Exercise: Look at each line of the records and count those with "title" in them. Please answer with the count alone.

Stored data section start

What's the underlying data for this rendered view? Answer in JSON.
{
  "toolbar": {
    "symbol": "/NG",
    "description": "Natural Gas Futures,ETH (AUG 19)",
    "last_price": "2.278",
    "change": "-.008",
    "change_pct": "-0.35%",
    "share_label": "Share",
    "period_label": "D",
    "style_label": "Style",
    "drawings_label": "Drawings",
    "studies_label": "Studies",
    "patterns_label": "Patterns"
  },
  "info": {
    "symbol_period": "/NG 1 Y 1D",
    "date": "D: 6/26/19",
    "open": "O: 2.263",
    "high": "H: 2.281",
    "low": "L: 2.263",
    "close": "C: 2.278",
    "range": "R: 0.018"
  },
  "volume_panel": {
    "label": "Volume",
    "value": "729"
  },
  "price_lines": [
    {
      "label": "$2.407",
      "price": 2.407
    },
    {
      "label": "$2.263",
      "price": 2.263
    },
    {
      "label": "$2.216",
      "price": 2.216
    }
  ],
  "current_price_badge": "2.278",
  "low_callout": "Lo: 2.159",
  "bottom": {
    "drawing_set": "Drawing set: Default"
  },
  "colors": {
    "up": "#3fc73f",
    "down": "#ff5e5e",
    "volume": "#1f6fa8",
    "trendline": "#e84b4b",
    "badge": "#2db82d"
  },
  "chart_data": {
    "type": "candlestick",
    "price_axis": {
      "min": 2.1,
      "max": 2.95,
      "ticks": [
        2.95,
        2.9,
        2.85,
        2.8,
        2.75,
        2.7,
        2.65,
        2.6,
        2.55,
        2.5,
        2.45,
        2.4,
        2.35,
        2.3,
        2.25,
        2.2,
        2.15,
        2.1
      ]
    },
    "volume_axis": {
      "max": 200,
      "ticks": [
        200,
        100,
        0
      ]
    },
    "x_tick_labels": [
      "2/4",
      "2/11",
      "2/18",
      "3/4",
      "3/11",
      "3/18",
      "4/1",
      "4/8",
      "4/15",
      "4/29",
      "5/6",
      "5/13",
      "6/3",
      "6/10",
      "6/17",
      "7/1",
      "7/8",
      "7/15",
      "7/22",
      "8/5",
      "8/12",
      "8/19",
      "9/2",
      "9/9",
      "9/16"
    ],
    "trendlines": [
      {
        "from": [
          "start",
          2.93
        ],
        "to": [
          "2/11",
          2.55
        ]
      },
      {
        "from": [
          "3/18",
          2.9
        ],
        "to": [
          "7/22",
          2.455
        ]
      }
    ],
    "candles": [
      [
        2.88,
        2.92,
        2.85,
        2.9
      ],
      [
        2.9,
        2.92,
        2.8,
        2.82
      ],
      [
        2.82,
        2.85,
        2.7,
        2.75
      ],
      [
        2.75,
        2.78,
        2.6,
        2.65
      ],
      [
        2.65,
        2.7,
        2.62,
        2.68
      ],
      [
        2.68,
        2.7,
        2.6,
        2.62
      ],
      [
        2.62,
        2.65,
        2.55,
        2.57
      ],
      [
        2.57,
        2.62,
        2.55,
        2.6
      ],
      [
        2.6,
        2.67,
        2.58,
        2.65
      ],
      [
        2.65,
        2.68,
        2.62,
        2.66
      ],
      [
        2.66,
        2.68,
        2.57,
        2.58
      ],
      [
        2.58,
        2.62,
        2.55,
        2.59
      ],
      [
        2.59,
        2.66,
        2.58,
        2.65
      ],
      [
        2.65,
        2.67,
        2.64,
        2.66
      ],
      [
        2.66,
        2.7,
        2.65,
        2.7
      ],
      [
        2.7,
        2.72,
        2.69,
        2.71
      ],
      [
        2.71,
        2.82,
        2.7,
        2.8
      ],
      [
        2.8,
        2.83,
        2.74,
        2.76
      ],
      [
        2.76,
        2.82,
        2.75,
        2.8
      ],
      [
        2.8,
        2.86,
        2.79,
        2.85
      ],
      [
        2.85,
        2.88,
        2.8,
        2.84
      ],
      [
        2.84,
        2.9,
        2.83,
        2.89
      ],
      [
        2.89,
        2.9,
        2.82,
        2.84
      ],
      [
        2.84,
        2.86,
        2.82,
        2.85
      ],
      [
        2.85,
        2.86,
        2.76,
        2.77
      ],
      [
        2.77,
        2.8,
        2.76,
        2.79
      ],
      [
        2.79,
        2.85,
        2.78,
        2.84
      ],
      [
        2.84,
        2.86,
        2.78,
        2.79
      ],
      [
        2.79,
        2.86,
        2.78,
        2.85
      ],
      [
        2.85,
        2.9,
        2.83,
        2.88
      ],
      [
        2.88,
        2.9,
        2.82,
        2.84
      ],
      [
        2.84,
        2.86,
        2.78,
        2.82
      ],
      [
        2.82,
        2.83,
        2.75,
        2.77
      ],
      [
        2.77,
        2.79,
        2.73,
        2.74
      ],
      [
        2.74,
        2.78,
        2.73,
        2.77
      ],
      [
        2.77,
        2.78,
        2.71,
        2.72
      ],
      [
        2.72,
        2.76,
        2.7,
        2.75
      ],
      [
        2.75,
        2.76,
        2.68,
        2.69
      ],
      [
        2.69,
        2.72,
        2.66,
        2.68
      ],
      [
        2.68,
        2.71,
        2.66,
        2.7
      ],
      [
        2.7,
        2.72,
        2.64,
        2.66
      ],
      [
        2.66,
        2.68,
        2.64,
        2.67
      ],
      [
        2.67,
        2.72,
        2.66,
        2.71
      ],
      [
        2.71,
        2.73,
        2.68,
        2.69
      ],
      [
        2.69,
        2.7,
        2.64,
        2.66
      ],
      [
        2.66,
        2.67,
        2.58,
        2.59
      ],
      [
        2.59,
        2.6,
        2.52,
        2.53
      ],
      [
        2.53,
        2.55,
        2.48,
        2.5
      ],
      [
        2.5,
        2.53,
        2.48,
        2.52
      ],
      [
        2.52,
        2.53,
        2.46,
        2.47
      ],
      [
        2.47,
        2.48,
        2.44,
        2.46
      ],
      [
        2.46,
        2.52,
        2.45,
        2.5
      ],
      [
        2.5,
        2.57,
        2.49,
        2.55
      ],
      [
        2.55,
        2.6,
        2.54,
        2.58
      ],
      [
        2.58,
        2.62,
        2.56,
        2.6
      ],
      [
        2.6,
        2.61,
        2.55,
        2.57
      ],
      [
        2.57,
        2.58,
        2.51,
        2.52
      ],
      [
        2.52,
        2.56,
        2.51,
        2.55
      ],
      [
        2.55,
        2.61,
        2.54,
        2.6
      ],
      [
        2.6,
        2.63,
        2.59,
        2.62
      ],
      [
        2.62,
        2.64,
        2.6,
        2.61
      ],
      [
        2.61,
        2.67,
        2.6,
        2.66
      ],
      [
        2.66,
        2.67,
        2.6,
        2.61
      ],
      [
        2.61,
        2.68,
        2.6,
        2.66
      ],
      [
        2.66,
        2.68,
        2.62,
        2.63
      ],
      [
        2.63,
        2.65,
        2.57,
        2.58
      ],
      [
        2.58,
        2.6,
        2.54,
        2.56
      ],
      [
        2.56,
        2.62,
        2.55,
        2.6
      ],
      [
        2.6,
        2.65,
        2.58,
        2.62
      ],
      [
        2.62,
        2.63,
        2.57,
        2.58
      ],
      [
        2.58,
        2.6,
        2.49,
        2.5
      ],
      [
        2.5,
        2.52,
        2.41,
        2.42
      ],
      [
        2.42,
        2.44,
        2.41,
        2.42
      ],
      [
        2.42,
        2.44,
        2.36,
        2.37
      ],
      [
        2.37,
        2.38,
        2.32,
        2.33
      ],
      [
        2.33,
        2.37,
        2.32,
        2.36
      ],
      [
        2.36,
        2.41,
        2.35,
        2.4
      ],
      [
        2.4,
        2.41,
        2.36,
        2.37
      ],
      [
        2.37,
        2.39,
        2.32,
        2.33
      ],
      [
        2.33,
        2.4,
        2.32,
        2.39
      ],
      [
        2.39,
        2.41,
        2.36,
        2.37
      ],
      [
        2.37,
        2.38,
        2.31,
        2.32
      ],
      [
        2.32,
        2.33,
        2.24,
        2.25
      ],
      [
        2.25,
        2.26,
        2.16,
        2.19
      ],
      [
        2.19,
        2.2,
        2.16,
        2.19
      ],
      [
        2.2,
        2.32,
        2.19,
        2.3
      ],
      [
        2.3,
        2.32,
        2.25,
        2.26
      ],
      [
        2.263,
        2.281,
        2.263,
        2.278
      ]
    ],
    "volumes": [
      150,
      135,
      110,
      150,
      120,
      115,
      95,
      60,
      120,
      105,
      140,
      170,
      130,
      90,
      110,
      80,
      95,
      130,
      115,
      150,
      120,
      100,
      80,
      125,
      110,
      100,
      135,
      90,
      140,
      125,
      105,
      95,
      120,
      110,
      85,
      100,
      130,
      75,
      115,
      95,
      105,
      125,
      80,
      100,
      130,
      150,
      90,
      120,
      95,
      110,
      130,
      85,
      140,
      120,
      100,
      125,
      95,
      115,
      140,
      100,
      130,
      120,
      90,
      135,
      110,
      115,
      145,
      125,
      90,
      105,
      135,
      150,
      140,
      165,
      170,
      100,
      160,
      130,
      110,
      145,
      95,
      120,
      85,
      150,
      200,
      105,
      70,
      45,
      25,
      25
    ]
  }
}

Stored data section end
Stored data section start

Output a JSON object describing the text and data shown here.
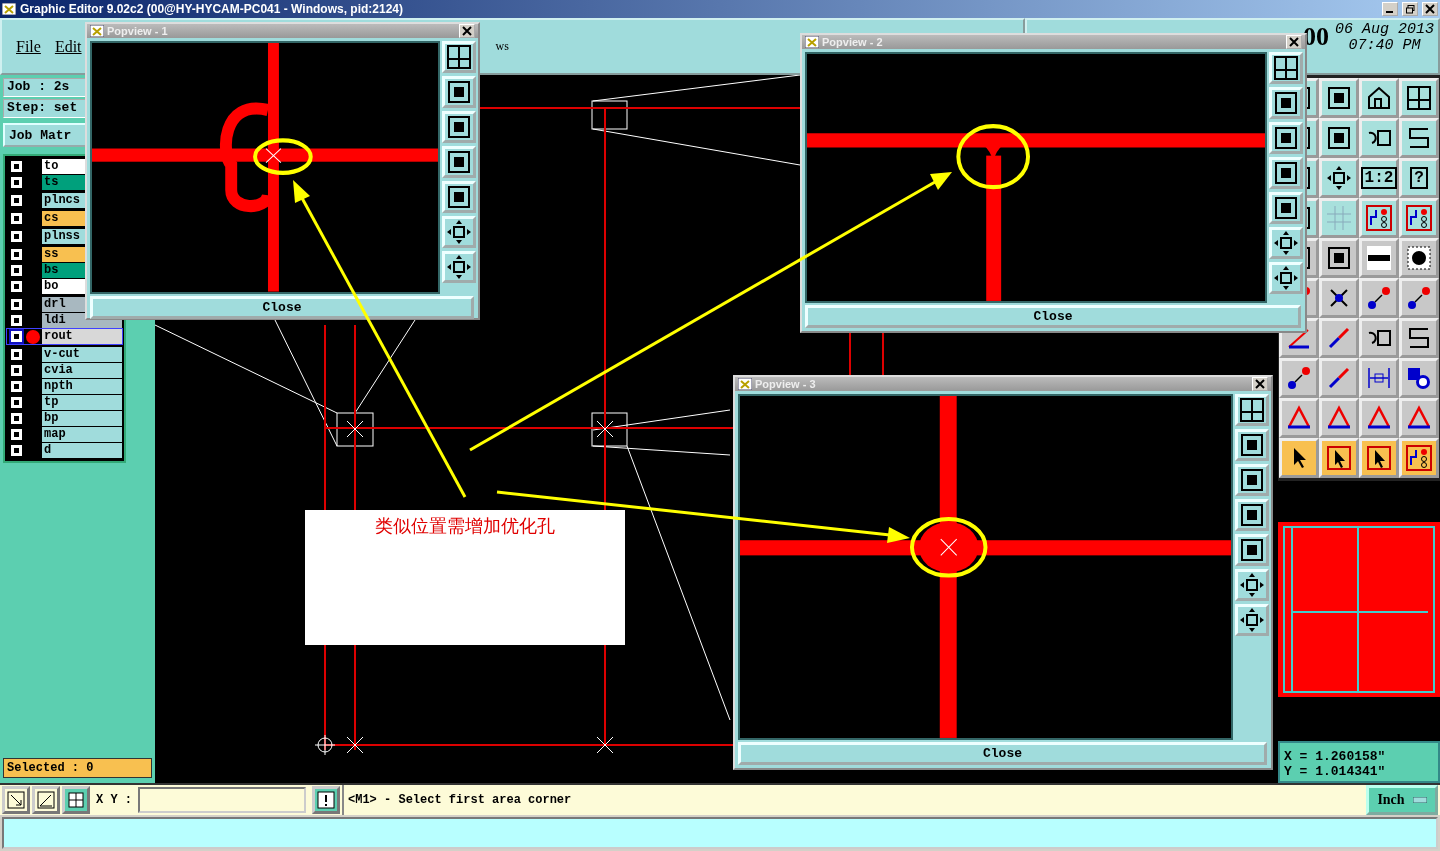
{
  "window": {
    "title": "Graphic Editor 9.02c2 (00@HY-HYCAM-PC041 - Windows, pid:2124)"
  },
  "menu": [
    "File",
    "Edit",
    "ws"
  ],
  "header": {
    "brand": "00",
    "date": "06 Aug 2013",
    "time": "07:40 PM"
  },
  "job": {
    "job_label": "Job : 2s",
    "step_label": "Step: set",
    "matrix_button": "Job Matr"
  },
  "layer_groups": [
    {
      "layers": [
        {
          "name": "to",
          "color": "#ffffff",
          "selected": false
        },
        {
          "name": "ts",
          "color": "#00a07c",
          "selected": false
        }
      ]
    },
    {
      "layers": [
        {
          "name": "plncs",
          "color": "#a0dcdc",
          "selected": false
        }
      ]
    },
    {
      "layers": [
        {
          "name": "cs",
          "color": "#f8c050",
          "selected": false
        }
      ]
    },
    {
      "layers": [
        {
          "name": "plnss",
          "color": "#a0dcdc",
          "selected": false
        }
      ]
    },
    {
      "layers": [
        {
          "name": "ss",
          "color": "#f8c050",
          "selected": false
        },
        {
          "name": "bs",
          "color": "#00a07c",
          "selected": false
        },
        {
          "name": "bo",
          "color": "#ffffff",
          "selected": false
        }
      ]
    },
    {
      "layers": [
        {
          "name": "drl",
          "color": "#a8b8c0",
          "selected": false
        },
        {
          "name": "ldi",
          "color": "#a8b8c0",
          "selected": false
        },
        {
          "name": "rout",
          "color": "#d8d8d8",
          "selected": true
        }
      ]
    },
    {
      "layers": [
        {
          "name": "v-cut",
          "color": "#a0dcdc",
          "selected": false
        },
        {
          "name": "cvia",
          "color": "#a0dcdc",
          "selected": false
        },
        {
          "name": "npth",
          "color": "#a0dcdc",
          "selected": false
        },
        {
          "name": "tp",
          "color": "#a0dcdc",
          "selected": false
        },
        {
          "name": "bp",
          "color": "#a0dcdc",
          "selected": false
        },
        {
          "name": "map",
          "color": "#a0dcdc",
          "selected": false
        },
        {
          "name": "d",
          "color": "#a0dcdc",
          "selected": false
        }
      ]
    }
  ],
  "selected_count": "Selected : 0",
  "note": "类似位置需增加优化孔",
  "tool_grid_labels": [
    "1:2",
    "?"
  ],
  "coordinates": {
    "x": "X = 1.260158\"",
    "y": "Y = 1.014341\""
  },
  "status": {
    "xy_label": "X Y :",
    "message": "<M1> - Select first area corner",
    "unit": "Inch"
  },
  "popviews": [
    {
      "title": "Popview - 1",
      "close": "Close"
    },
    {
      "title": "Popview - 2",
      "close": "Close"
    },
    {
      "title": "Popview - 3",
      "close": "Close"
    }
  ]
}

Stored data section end

Finished task: 4